Instructions to follow:
Read the records below. Copy each line where the string "Computing" occurs.
Listed records START
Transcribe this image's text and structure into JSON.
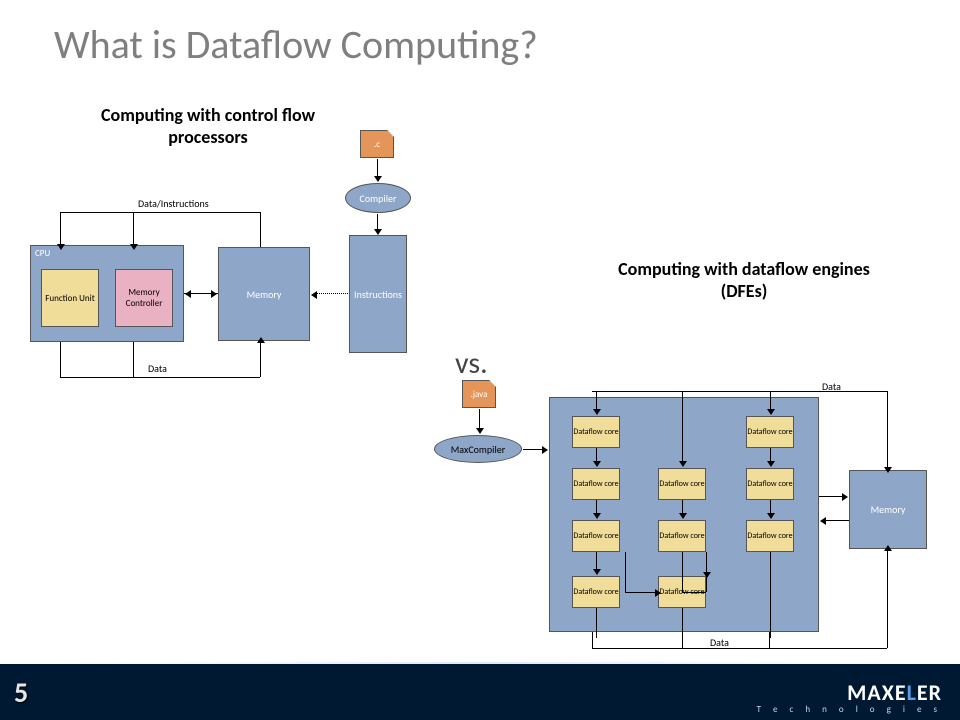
{
  "title": "What is Dataflow Computing?",
  "subtitle_left": "Computing with control flow processors",
  "subtitle_right": "Computing with dataflow engines (DFEs)",
  "vs": "vs.",
  "left": {
    "file": ".c",
    "compiler": "Compiler",
    "instructions": "Instructions",
    "memory": "Memory",
    "cpu": "CPU",
    "func_unit": "Function Unit",
    "mem_ctrl": "Memory Controller",
    "lbl_top": "Data/Instructions",
    "lbl_bottom": "Data"
  },
  "right": {
    "file": ".java",
    "compiler": "MaxCompiler",
    "core": "Dataflow core",
    "memory": "Memory",
    "lbl_top": "Data",
    "lbl_bottom": "Data"
  },
  "footer": {
    "page": "5",
    "brand": "MAXELER",
    "brand_accent": "L",
    "brand_sub": "T e c h n o l o g i e s"
  }
}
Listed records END
Exercise output:
  "title": "What is Dataflow Computing?",
  "subtitle_left": "Computing with control flow processors",
  "subtitle_right": "Computing with dataflow engines (DFEs)",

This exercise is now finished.